### SOURCE MATERIAL ###

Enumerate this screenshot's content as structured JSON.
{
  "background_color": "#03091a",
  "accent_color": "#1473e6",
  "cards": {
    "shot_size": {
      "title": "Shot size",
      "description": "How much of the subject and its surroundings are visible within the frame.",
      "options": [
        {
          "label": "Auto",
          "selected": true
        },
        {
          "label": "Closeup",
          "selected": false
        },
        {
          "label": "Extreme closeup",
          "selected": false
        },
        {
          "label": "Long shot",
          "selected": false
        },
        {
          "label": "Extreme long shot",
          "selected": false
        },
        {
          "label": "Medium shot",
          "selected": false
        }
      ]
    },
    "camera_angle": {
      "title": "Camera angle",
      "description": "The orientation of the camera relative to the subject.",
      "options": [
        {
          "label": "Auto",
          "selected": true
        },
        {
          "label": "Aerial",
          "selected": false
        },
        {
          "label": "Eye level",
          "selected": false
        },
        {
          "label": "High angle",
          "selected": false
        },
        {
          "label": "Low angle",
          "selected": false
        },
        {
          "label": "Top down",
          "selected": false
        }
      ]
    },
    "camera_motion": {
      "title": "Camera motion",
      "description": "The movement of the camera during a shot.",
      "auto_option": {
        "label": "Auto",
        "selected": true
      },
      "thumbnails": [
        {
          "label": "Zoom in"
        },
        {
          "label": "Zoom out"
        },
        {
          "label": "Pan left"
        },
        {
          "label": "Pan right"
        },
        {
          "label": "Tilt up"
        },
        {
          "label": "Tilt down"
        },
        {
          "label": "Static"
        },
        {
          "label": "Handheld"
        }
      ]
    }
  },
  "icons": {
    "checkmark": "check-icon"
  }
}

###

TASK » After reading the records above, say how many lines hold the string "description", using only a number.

TASK OUTPUT » 3